Somewhat baffling is the apparent lack of a racial motive in the shootings five years ago, which raises questions about why Palmitre cited the attack in his writing.
Jacksonville is home to nearly a million people, about a third of whom are black, and is located just south of Florida’s border with Georgia. The city is still coping with its Southern heritage while trying to become more cosmopolitan in the shadows of the state’s other big cities: Miami, known for its glitzy nightlife and attractive beaches, and Orlando, home to world-famous Disney World and Universal. amusement park.
In recent years there have been signs that Jacksonville is changing, and it may still be.
Jacksonville elected its first black mayor in 2011. Two years later, there was another watershed moment when a coalition of activists persuaded the school board, after years of failed attempts, to rename a high school in honor of Nathan Bedford Forrest, a Confederate general. and the first great wizard of the Ku Klux Klan.
Since then, the city has continued to sever its ties to its racist past by removing a statue of a Confederate soldier atop a memorial in a park adjacent to City Hall. The eradication process was completed by the former mayor of Jacksonville, a Republican who previously served as his party’s statewide chairman.
Donald Trump carried Duval County in the 2016 presidential election. Two years later, the black Democratic candidate running for governor, Andrew Gillum, won the county but lost narrowly at the state level to the incumbent governor. Ron DeSantis. in 2020, Joe Biden carried Duval County Thanks to a massive turnout of black voters — the first time a Democratic presidential candidate has won the county since Jimmy Carter in 1976.
And earlier this year, Democrat Donna Deegan, who is white, was elected mayor of Jacksonville. Waters, a black Republican, took over the sheriff’s office in January.
“Some days we feel like we’re going backwards,” Degan said, tearing up Sunday while addressing a crowd at St. Paul AME Church, 3 miles (4.8 kilometers) from the site of the shooting.
Former state senator Audrey Gibson, who represented a predominantly black district in Jacksonville, said one event should not define a community.
“I don’t think you can use one person to say there is a racial issue in Jacksonville,” she said, even if the historical pattern of racial divisions continues today, especially in wealth and economics.
Gibson said there are still many unknowns about the shooter’s motives and why he chose this particular neighborhood, although “it was clear he was trying to attack black people no matter who they were.”
Social justice activists like Michael Sampson, who founded the Jacksonville Community Action Committee, have long hoped for lasting change but keep waiting.
He said Saturday’s shooting is “a reminder that we’re still in the same place.”

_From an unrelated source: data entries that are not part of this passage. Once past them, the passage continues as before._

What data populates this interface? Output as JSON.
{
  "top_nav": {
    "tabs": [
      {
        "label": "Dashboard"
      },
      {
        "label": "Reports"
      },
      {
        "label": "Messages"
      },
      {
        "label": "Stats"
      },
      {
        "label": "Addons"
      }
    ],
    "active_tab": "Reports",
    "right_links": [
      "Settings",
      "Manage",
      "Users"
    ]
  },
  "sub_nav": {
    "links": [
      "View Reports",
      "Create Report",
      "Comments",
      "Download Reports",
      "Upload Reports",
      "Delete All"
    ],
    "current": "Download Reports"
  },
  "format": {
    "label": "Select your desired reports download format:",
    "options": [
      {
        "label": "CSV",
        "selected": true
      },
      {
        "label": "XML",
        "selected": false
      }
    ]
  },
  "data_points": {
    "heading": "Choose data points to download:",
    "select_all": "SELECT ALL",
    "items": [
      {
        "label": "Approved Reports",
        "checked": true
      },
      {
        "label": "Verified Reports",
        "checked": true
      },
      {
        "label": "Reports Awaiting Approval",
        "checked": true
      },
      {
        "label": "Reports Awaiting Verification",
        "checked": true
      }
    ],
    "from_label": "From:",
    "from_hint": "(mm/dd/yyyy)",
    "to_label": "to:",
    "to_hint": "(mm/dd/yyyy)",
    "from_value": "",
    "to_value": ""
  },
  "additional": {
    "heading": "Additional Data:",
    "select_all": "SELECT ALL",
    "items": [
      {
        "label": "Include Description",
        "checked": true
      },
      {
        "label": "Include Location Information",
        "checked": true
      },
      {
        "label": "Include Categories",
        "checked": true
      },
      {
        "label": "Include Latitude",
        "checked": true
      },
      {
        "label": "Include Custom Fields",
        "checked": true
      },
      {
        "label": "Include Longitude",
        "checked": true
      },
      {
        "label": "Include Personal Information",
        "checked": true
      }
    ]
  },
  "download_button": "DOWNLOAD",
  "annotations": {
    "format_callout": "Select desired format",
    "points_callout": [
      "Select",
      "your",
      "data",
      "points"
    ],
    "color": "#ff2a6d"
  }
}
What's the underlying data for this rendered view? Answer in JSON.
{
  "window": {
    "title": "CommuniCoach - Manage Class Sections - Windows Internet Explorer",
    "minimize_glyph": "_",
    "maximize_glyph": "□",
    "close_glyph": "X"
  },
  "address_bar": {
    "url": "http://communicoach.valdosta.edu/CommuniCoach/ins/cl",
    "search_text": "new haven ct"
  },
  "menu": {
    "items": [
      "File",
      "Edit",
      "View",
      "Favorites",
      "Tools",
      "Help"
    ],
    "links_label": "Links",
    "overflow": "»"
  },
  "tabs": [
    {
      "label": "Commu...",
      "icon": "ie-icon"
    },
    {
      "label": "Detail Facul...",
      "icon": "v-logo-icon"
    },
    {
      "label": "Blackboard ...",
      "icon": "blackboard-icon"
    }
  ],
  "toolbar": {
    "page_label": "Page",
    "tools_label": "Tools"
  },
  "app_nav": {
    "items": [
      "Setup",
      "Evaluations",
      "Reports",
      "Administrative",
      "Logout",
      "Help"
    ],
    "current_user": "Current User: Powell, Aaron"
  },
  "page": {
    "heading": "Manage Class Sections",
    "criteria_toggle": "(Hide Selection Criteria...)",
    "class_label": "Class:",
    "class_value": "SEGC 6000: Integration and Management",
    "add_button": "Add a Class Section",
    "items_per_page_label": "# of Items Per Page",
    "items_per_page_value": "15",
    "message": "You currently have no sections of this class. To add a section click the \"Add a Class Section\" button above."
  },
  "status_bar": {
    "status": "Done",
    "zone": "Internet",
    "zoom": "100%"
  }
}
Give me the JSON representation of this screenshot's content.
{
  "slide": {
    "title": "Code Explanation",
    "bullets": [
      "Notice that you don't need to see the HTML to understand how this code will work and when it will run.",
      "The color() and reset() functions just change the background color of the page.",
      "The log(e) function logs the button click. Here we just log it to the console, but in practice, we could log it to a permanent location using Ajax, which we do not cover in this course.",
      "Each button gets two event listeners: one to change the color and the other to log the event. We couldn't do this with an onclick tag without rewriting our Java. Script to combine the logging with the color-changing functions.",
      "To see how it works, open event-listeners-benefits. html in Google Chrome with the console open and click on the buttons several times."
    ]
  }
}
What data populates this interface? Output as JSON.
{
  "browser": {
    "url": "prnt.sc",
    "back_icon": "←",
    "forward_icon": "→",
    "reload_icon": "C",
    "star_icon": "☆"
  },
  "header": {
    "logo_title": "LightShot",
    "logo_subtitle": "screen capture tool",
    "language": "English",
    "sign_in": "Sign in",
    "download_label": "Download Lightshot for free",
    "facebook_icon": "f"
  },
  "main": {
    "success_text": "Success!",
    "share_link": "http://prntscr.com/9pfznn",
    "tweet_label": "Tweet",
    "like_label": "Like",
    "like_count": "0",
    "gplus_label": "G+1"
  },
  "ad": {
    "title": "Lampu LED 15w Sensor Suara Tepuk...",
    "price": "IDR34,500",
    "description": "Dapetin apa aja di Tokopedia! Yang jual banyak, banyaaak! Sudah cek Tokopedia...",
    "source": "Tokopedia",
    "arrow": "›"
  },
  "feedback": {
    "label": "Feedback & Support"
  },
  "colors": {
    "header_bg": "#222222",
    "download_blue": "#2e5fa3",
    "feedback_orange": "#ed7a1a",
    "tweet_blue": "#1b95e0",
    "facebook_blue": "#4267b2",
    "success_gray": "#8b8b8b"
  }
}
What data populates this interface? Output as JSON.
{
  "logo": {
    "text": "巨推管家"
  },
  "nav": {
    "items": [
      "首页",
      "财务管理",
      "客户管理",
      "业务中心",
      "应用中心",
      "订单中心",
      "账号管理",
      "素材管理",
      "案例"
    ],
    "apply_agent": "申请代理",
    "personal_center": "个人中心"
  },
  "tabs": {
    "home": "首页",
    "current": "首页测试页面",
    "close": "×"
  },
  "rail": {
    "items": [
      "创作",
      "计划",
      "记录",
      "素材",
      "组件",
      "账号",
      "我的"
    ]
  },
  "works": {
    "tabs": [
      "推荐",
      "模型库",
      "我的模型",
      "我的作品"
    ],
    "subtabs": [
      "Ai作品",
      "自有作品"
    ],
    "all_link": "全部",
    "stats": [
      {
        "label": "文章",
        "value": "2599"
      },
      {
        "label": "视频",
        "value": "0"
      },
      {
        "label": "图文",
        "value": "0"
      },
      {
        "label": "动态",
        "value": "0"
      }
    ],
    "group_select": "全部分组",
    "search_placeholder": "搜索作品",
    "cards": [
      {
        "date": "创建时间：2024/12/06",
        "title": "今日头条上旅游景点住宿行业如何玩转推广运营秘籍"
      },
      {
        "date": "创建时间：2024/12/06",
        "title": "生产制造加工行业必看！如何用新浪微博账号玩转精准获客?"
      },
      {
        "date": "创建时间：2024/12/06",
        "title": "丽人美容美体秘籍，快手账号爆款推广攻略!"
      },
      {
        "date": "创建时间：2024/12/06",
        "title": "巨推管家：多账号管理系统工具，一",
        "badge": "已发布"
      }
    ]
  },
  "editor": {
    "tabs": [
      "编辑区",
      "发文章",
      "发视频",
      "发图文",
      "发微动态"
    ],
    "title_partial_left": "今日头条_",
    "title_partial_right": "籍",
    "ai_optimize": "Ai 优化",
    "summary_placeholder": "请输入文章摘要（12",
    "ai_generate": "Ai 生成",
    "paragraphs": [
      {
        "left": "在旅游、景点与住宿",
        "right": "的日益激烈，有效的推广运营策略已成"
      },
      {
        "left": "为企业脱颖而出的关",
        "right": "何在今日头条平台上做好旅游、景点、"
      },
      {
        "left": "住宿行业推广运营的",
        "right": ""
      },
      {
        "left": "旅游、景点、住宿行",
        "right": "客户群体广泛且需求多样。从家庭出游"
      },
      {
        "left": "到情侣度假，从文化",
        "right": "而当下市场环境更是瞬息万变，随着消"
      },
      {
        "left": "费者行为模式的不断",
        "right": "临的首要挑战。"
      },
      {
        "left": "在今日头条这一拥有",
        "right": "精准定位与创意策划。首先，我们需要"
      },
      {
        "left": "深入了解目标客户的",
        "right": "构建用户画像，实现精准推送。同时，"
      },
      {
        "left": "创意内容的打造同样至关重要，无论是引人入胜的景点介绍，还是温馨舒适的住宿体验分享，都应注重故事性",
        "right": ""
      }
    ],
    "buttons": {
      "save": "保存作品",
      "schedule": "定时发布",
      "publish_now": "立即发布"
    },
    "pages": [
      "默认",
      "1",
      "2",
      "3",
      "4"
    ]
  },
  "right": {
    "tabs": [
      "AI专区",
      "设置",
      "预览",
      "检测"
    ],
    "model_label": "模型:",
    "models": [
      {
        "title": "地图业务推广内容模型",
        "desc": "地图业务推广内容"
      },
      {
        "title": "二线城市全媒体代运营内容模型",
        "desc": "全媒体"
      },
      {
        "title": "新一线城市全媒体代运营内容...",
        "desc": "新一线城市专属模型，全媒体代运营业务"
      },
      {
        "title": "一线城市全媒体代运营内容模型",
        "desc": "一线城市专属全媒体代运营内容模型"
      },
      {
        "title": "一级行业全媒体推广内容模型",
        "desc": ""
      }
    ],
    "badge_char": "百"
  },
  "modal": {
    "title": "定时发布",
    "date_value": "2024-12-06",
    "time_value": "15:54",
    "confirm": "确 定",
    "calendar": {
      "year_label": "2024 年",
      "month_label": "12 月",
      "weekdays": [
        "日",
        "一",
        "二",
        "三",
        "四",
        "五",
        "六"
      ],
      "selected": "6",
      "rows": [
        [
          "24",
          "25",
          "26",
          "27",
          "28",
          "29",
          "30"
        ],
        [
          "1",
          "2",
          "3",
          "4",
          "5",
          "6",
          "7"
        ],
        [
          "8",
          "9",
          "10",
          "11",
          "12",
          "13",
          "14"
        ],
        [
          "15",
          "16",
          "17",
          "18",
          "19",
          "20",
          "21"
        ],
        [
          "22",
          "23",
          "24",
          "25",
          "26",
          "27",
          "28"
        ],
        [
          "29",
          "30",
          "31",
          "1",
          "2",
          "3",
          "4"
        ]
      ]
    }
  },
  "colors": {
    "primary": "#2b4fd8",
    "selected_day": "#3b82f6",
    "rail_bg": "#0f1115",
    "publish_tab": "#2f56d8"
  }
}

Sampson pointed out 10 black people were killed in a Buffalo supermarket In May 2022 at the hands of a white supremacist, who has been sentenced to prison life in prison in feb.
“This happened in Buffalo,” Sampson said. “You had a racist murderer trying to kill black people at random, and now this happened in Jacksonville — it happened in Jacksonville — so there’s a culture that needs to be addressed there.”
Sampson said Ax Handle Saturday is a constant reminder of Jacksonville’s racist past, and of the brutality against black residents with frequent shootings and three deaths.
“This violence is still something we face every day,” he said.